[MATERIAL FOR THIS EXERCISE]
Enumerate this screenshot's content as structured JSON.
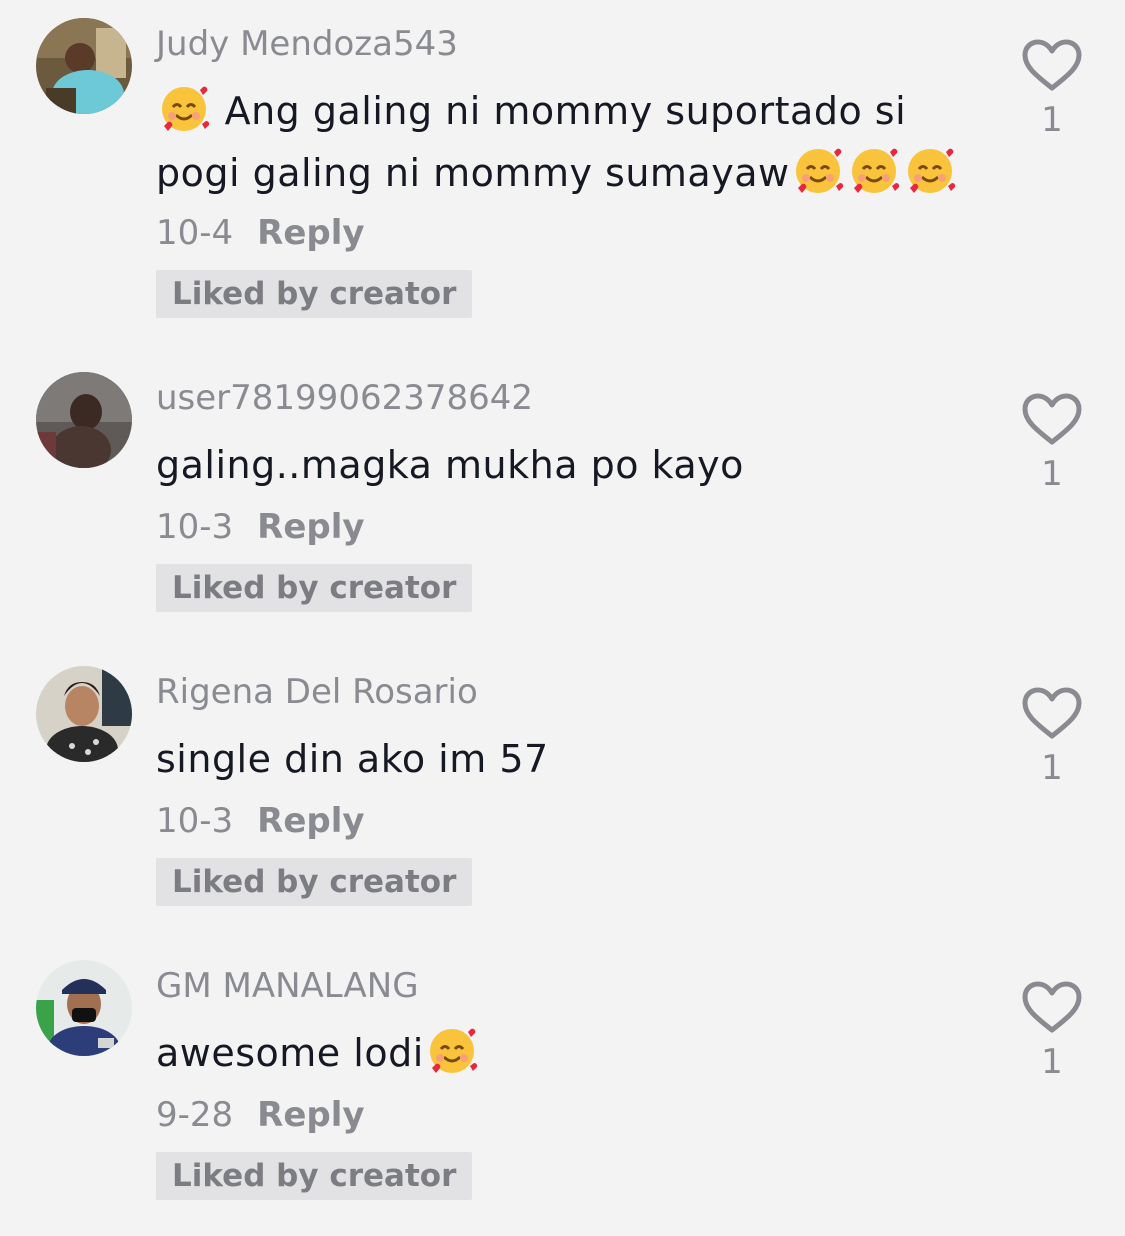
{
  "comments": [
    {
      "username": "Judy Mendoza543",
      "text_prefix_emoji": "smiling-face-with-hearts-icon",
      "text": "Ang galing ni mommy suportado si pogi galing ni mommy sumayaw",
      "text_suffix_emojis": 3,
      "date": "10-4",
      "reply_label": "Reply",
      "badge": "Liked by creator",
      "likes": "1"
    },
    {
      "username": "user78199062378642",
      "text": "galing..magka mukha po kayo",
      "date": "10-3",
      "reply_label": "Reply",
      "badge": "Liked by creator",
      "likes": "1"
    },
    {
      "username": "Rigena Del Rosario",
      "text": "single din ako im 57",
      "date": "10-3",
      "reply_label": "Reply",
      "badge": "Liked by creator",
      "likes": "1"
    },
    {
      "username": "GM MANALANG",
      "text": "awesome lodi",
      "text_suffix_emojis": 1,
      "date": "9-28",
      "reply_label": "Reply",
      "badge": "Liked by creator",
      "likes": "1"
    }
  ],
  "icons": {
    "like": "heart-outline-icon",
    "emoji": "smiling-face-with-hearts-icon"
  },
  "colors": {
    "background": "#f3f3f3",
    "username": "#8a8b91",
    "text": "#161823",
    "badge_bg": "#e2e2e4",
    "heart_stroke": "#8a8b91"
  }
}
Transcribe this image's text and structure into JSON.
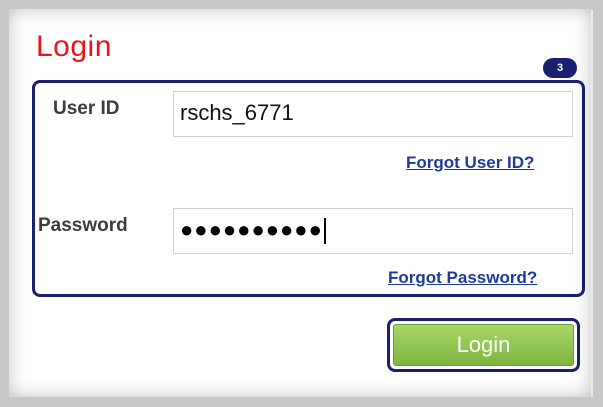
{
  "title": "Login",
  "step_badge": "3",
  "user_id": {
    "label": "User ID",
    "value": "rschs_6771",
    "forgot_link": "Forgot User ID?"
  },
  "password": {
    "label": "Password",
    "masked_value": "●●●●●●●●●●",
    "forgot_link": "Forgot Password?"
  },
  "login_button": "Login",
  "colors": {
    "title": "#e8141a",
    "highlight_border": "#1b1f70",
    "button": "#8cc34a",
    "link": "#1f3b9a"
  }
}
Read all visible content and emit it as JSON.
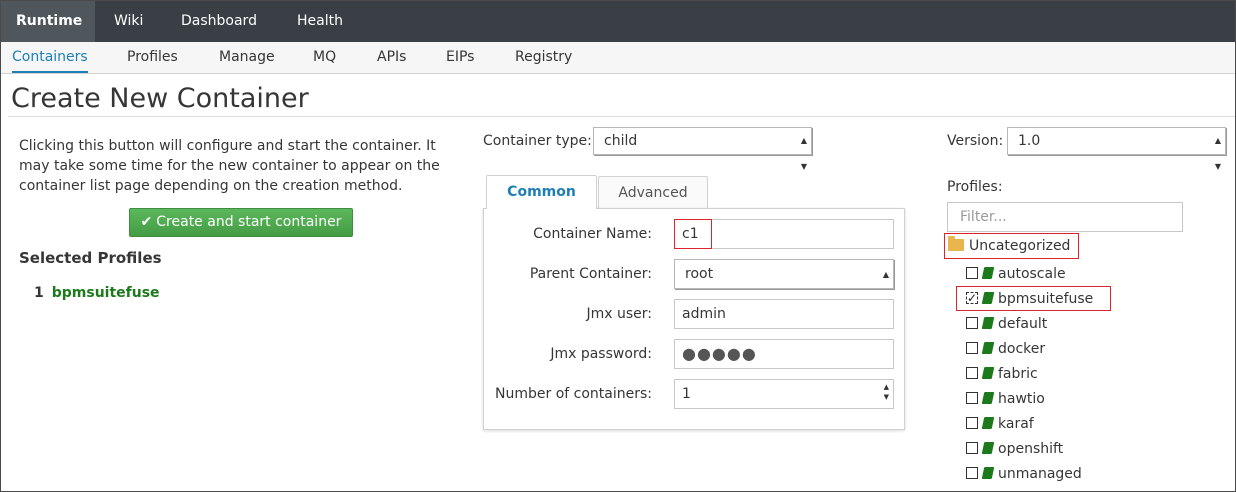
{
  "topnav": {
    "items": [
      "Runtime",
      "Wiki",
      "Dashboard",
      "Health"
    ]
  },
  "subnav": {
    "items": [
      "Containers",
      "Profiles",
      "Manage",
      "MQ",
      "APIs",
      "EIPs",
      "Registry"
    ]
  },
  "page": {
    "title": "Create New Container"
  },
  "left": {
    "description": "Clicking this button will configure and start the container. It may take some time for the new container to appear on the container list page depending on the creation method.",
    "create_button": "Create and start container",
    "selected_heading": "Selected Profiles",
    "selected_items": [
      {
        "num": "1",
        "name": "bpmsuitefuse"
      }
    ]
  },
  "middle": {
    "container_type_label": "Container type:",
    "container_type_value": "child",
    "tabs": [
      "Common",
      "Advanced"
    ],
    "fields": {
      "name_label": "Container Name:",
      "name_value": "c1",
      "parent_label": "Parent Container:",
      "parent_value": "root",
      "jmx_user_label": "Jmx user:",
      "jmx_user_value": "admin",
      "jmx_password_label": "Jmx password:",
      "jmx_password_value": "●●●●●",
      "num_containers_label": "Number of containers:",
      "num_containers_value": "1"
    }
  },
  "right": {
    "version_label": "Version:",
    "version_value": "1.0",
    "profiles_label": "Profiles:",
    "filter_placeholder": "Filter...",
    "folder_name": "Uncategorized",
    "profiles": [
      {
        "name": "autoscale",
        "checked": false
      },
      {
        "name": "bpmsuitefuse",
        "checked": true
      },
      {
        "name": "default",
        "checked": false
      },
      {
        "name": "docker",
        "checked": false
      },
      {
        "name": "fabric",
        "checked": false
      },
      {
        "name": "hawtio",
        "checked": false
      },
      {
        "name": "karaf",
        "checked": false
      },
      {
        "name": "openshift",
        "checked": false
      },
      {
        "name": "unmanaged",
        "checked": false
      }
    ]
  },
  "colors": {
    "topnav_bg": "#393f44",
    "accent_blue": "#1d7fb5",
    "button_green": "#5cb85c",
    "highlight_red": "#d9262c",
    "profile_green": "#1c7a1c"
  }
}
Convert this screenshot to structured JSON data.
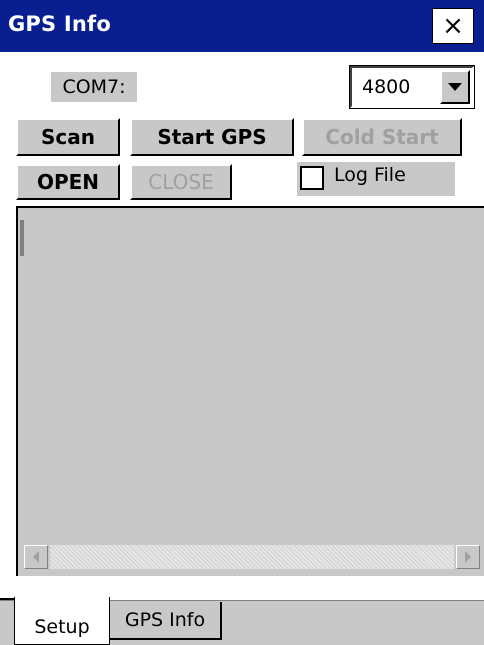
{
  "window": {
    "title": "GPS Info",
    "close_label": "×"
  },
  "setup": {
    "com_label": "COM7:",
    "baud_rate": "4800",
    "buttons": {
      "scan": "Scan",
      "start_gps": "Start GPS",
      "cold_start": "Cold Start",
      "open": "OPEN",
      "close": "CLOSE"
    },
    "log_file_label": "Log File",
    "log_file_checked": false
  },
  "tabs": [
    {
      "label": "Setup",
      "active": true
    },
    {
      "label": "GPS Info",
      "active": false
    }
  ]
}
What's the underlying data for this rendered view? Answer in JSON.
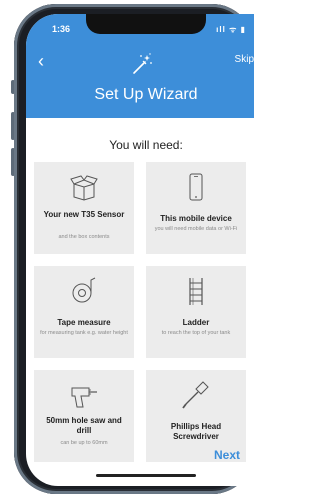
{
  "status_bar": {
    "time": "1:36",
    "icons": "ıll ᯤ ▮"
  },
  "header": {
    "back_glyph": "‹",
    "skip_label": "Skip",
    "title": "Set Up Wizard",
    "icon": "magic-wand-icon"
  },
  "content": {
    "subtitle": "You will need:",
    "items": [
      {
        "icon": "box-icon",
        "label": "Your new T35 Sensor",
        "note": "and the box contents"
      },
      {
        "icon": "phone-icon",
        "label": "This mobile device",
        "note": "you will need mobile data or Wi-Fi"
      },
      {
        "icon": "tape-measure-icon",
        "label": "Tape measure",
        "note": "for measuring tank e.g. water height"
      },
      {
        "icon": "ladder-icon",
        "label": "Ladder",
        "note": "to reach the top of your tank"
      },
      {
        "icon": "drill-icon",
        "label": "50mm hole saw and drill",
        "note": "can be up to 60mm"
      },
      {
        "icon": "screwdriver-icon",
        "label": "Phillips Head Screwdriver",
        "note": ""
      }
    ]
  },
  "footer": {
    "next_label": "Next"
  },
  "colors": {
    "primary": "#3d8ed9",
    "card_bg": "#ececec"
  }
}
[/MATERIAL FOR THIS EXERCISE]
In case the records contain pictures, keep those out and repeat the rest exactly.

Enumerate this screenshot's content as structured JSON.
{
  "comments": [
    {
      "username": "Judy Mendoza543",
      "text_prefix_emoji": "smiling-face-with-hearts-icon",
      "text": "Ang galing ni mommy suportado si pogi galing ni mommy sumayaw",
      "text_suffix_emojis": 3,
      "date": "10-4",
      "reply_label": "Reply",
      "badge": "Liked by creator",
      "likes": "1"
    },
    {
      "username": "user78199062378642",
      "text": "galing..magka mukha po kayo",
      "date": "10-3",
      "reply_label": "Reply",
      "badge": "Liked by creator",
      "likes": "1"
    },
    {
      "username": "Rigena Del Rosario",
      "text": "single din ako im 57",
      "date": "10-3",
      "reply_label": "Reply",
      "badge": "Liked by creator",
      "likes": "1"
    },
    {
      "username": "GM MANALANG",
      "text": "awesome lodi",
      "text_suffix_emojis": 1,
      "date": "9-28",
      "reply_label": "Reply",
      "badge": "Liked by creator",
      "likes": "1"
    }
  ],
  "icons": {
    "like": "heart-outline-icon",
    "emoji": "smiling-face-with-hearts-icon"
  },
  "colors": {
    "background": "#f3f3f3",
    "username": "#8a8b91",
    "text": "#161823",
    "badge_bg": "#e2e2e4",
    "heart_stroke": "#8a8b91"
  }
}
Transcribe this image's text and structure into JSON.
{
  "title": "Login",
  "step_badge": "3",
  "user_id": {
    "label": "User ID",
    "value": "rschs_6771",
    "forgot_link": "Forgot User ID?"
  },
  "password": {
    "label": "Password",
    "masked_value": "●●●●●●●●●●",
    "forgot_link": "Forgot Password?"
  },
  "login_button": "Login",
  "colors": {
    "title": "#e8141a",
    "highlight_border": "#1b1f70",
    "button": "#8cc34a",
    "link": "#1f3b9a"
  }
}
Read all visible content and emit it as JSON.
{
  "topnav": {
    "items": [
      "Runtime",
      "Wiki",
      "Dashboard",
      "Health"
    ]
  },
  "subnav": {
    "items": [
      "Containers",
      "Profiles",
      "Manage",
      "MQ",
      "APIs",
      "EIPs",
      "Registry"
    ]
  },
  "page": {
    "title": "Create New Container"
  },
  "left": {
    "description": "Clicking this button will configure and start the container. It may take some time for the new container to appear on the container list page depending on the creation method.",
    "create_button": "Create and start container",
    "selected_heading": "Selected Profiles",
    "selected_items": [
      {
        "num": "1",
        "name": "bpmsuitefuse"
      }
    ]
  },
  "middle": {
    "container_type_label": "Container type:",
    "container_type_value": "child",
    "tabs": [
      "Common",
      "Advanced"
    ],
    "fields": {
      "name_label": "Container Name:",
      "name_value": "c1",
      "parent_label": "Parent Container:",
      "parent_value": "root",
      "jmx_user_label": "Jmx user:",
      "jmx_user_value": "admin",
      "jmx_password_label": "Jmx password:",
      "jmx_password_value": "●●●●●",
      "num_containers_label": "Number of containers:",
      "num_containers_value": "1"
    }
  },
  "right": {
    "version_label": "Version:",
    "version_value": "1.0",
    "profiles_label": "Profiles:",
    "filter_placeholder": "Filter...",
    "folder_name": "Uncategorized",
    "profiles": [
      {
        "name": "autoscale",
        "checked": false
      },
      {
        "name": "bpmsuitefuse",
        "checked": true
      },
      {
        "name": "default",
        "checked": false
      },
      {
        "name": "docker",
        "checked": false
      },
      {
        "name": "fabric",
        "checked": false
      },
      {
        "name": "hawtio",
        "checked": false
      },
      {
        "name": "karaf",
        "checked": false
      },
      {
        "name": "openshift",
        "checked": false
      },
      {
        "name": "unmanaged",
        "checked": false
      }
    ]
  },
  "colors": {
    "topnav_bg": "#393f44",
    "accent_blue": "#1d7fb5",
    "button_green": "#5cb85c",
    "highlight_red": "#d9262c",
    "profile_green": "#1c7a1c"
  }
}
Convert this screenshot to structured JSON data.
{
  "window": {
    "title": "GPS Info",
    "close_label": "×"
  },
  "setup": {
    "com_label": "COM7:",
    "baud_rate": "4800",
    "buttons": {
      "scan": "Scan",
      "start_gps": "Start GPS",
      "cold_start": "Cold Start",
      "open": "OPEN",
      "close": "CLOSE"
    },
    "log_file_label": "Log File",
    "log_file_checked": false
  },
  "tabs": [
    {
      "label": "Setup",
      "active": true
    },
    {
      "label": "GPS Info",
      "active": false
    }
  ]
}
What's the underlying data for this rendered view? Answer in JSON.
{
  "status_bar": {
    "time": "1:36",
    "icons": "ıll ᯤ ▮"
  },
  "header": {
    "back_glyph": "‹",
    "skip_label": "Skip",
    "title": "Set Up Wizard",
    "icon": "magic-wand-icon"
  },
  "content": {
    "subtitle": "You will need:",
    "items": [
      {
        "icon": "box-icon",
        "label": "Your new T35 Sensor",
        "note": "and the box contents"
      },
      {
        "icon": "phone-icon",
        "label": "This mobile device",
        "note": "you will need mobile data or Wi-Fi"
      },
      {
        "icon": "tape-measure-icon",
        "label": "Tape measure",
        "note": "for measuring tank e.g. water height"
      },
      {
        "icon": "ladder-icon",
        "label": "Ladder",
        "note": "to reach the top of your tank"
      },
      {
        "icon": "drill-icon",
        "label": "50mm hole saw and drill",
        "note": "can be up to 60mm"
      },
      {
        "icon": "screwdriver-icon",
        "label": "Phillips Head Screwdriver",
        "note": ""
      }
    ]
  },
  "footer": {
    "next_label": "Next"
  },
  "colors": {
    "primary": "#3d8ed9",
    "card_bg": "#ececec"
  }
}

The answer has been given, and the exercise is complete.